Fred Nickols of Distance Consulting, and formerly of Educational Testing Service, was doing some house cleaning during December and dug up some thoughts on knowledge work. He's got a collection of other articles at his site too.
In Knowledge Work is a Myth (pdf), Nickols walks us through his thinking that all work has some component of knowledge to it, and therefore a separate category of "knowledge work" is unneccessary.
All work requires the worker to apply knowledge; all workers are therefore knowledge workers. For another [thing], most people are in the business of processing or producing knowledge albeit it mainly for their own use and consumption. Few people are in the business of processing and producing knowledge for commercial purposes.

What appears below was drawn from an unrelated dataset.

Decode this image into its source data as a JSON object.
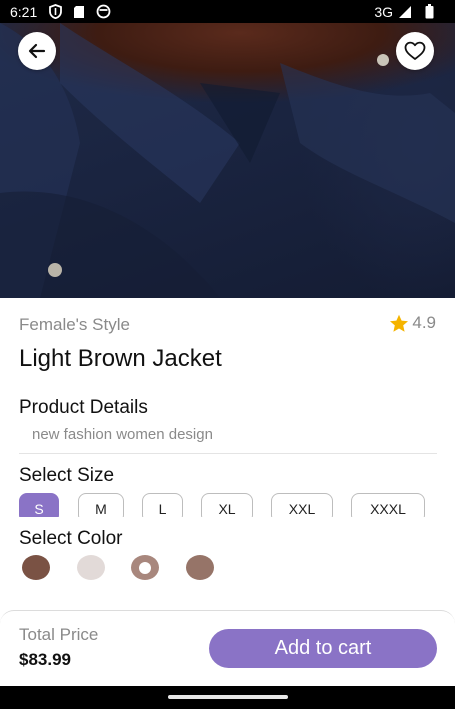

Nickols has a point (and it has been made by others), but what I understand as knowledge work is exactly the idea that he seems to dismiss. Knowledge IS built into the things we buy and sell. Beyond the most repetitive work, everyone brings knowledge and skills to their jobs. It is that knowledge and those skills that must be used, refined, updated and applied to develop products for their employers. The point of focus on knowledge work is to make the knowledge more visible and support it. To remain competitive, organizations must continually assess and improve their knowledge base. To do this, it is much easier if this is visible, rather than hidden.